Of course, I had to go in and have a burger. This time I even snapped a pic and posted it on my Facebook page.

And at that point, it officially became my very own eclectic travel tradition. Forthwith, from hereon in, whenever I exit a foreign land, I vow to eat a meal at a BK outlet before boarding the plane.

I had a chance to add to it recently - but I had to make an adjustment.

When you can't find BK, go for a JR.
If you're a Facebook friend, you may have seen it: I posted a photo of my burger-rings-milkshake lunch at the Puerto Vallarta airport en route from Mexico back to Canada earlier this week.

However, there was no BK there. So I had to make do with a Johnny Rocket's. That's okay - it was still good. Maybe even better than BK (which wouldn't really be that hard). But - the tradition continued.


Do you have an odd travel tradition you follow regularly? I'd love to hear it in the comments below.

It doesn't have to involve food, or be weird (but if it is, GREAT!) or even be very elaborate.
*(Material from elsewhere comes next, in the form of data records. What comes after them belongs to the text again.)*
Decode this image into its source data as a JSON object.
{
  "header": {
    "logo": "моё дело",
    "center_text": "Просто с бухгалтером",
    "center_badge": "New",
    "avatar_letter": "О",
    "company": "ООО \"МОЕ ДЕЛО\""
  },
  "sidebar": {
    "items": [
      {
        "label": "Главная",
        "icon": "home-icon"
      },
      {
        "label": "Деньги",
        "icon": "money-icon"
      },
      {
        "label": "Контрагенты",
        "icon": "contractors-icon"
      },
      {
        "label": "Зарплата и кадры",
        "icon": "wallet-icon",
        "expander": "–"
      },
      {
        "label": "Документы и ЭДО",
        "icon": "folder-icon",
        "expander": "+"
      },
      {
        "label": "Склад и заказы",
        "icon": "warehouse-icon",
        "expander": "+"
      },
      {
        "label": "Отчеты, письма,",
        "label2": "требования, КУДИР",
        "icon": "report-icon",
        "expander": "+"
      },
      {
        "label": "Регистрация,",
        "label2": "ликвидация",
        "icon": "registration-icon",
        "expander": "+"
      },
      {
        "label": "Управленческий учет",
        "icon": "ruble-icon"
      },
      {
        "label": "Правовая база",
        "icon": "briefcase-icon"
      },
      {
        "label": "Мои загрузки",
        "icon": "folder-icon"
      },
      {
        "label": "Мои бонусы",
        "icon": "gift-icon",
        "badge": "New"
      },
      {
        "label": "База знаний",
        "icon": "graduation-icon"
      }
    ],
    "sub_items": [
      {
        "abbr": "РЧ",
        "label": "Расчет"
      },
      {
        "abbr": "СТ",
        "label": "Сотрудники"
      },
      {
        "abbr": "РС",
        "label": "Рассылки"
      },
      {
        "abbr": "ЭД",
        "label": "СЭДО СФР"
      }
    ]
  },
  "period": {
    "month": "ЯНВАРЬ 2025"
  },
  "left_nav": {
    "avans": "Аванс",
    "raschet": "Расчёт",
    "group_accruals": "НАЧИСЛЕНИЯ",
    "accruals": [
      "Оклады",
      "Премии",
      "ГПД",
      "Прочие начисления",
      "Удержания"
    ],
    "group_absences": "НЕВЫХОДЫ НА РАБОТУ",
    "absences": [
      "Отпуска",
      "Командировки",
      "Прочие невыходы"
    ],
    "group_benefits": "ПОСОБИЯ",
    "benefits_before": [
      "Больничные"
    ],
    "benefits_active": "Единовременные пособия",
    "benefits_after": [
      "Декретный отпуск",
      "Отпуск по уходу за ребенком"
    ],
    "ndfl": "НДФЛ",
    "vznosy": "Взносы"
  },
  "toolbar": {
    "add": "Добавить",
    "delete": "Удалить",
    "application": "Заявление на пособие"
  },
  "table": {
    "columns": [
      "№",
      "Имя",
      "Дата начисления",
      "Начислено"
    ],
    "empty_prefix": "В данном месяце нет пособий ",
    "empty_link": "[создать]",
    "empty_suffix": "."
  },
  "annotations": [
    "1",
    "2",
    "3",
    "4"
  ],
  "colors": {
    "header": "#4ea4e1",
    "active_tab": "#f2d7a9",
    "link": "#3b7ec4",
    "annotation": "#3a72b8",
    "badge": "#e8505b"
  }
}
Just something you do every time you travel.

If you do NOT have one, why not think one up? It will at least give you something to do or think about it next time you're waiting for a flight home.

I didn't see any ninjas at the KL Airport BK - but then I didn't look very hard. 
And they're tough to spot (that's why they're ninjas.)

Thursday, May 7, 2015

Put that fear down and enjoy life's ride

You have to be wary of peacocks lurking around the pool...
PUERTO VALLARTA, Mexico - I'd like to report that all is well and I've felt no threat to my safety in the four days I've been in Mexico. The only real danger threatening me was a wicked hangover from too much beer, wine and rum punch my first full day here. Oh, and maybe those pesky peacocks that hang around the resort pool, shaking their tails.

It was very interesting the various reactions prompted by the news of gang-related issues the night before I left Vancouver to fly to Mexico for the 2015 North American Travel Journalists Association conference.

A friend of mine posted a CBC link detailing the news about violence on his Facebook feed. Another friend later posted the same link as a comment in one of my posts about heading to Mexico.

All I can say is, "Now hold on there, Baba Louie..."

Let's not get carried away here.

Before getting all worked up and cancelling plans for any trip, you have to stop and assess the situation logically and with a bit of perspective.

The following headlines might certainly make you want to cancel plans to go somewhere:
  • "Children kept indoors after outbreak of drug-linked shootings"
  • "Mounties investigate drive-by shootings"
Pretty scary stuff, eh?

Except those headlines are from recent news stories in Surrey, B.C. CANADA.

No tourists were harmed in the making of this video.

I'm not making those up; they're real headlines. I'm not going to bother posting those links here - but go Google them if you don't believe me.

Does that mean you'll never go to Surrey? Or Vancouver for that matter? What if you live there?

A peck on the cheek is quite continental,
a parrot is this guy's new friend...
As one friend put it, regarding danger in Mexico, "You're more likely to be shot in Surrey these days than in Mexico!"

Granted, we travel writers do live in a bit of a bubble at these kinds of events. But then so do most tourists on vacation.

I've been too busy enjoying myself, eating great food, meeting wonderful people (and even a few new parrot pals!), enjoying sunset cruises and marvelling at swimming with horses on horseback riding trips to worry much. Friday, I'll be sailing off on a pirate ship and (hopeully) doing some kayaking and/or snorkeling.

Now I'm not saying there is no danger in travelling. Common sense has to play a role in any decision. But here's the thing:

LIFE involves danger. Just going to the corner store involves an element of risk.

To dance the dance of life, you have to overcome fear.
So you can sit at home, lock your doors, and "live" a safe life, and someday you'll still die. Maybe a little more comfortably, maybe not.

But you'll die not having really lived.

As Franklin D. Roosevelt stated eloquently, "The only thing we have to fear is fear itself." So put down your fears, go out and live life.

You're welcome.